Meera Subramanian is an award-winning independent journalist whose work has been published in national and international publications including the New York TimesThe New YorkerNatureVirginia Quarterly Review, and Orion, where she serves as a contributing editor. Her book A River Runs Again: India's Natural World in Crisis, from the Barren Cliffs of Rajasthan to the Farmlands of Karnataka was short-listed for the 2016 Orion Book Award, and she is currently collaborating with illustrator Danica Novgorodoff on a YA nonfiction graphic novel about youth climate activists. She has explored the disappearance of India’s vultures, questioned the “Good Anthropocene,” sought out fragile shorelines, and investigated perceptions of climate change among conservative Americans. Her essays have been anthologized in the Best American Science and Nature Writing (2022 and 2015), Letter to a Stranger: Essays to the Ones that Haunt Us (Algonquin 2022), The World As We Knew It: Dispatches From a Changing Climate (Catapult 2022), and Solastalgia: An Anthology of Emotion in a Disappearing World (The University of Virginia Press 2023), as well as multiple editions of The Best Women’s Travel Writing. A National Geographic Explorer, she has also served as an MIT Knight Science Journalism Fellow (2016-17), Fulbright-Nehru Senior Research Fellow (2013-14), and the Currie C. and Thomas A. Barron Visiting Professor in the Environment and Humanities at Princeton University (2019-2020). She earned an MA in Journalism from New York University and is currently a co-director of the Religion & Environment Story Project. She is based on a glacial moraine that belongs to the People of the Dawn, on the edge of the Atlantic Ocean, in what is now called Massachusetts.

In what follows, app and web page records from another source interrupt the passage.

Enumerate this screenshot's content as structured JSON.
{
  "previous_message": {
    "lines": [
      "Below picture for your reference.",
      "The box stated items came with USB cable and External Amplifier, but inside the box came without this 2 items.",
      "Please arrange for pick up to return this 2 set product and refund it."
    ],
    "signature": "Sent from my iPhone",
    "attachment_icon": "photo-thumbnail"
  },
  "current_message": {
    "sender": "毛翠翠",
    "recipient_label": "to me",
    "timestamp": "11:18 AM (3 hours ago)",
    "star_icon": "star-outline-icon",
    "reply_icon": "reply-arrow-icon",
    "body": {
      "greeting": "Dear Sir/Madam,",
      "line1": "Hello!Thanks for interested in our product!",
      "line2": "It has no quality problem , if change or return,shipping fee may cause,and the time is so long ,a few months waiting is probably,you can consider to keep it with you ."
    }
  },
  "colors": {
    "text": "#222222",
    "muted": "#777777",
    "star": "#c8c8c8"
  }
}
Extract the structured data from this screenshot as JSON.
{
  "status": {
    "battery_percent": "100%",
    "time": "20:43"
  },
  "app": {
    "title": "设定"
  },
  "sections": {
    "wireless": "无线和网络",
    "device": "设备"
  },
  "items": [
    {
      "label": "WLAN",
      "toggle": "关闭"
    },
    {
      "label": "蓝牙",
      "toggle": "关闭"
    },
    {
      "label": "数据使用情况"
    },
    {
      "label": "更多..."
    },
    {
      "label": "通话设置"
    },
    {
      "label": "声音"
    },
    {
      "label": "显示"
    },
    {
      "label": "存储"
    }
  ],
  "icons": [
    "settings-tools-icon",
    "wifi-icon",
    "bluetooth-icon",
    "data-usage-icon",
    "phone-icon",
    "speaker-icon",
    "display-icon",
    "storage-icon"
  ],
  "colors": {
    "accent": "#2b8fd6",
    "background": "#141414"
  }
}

Justin Taylor

Justin Taylor is the author of the memoir Riding with the Ghost, published by Random House in 2020. Lauren Groff said the memoir was "gorgeously layered and deeply felt." He is also the author of three books of fiction: the story collections Everything Here Is the Best Thing Ever (2010), Flings (2014), and the novel The Gospel of Anarchy (2011). His work has appeared in the New Yorker, Harper's, BOMB, the Sewanee Review, and Bookforum, as well as many others. He is the co-author with Adam Wilson of the original screenplay Last Days of Basic Cable. His latest novel, Reboot, was published in April 2024. It received glowing reviews from Joshua Ferris in the New York Times.


Taylor received his BA from the University of Florida, and his MFA from The New School. He has taught writing at the graduate and undergraduate level in programs across the U.S., including Columbia University, the University of Southern Mississippi, and the University of Montana. He is the current director of the School of Letters. He lives in Portland, Oregon with his wife.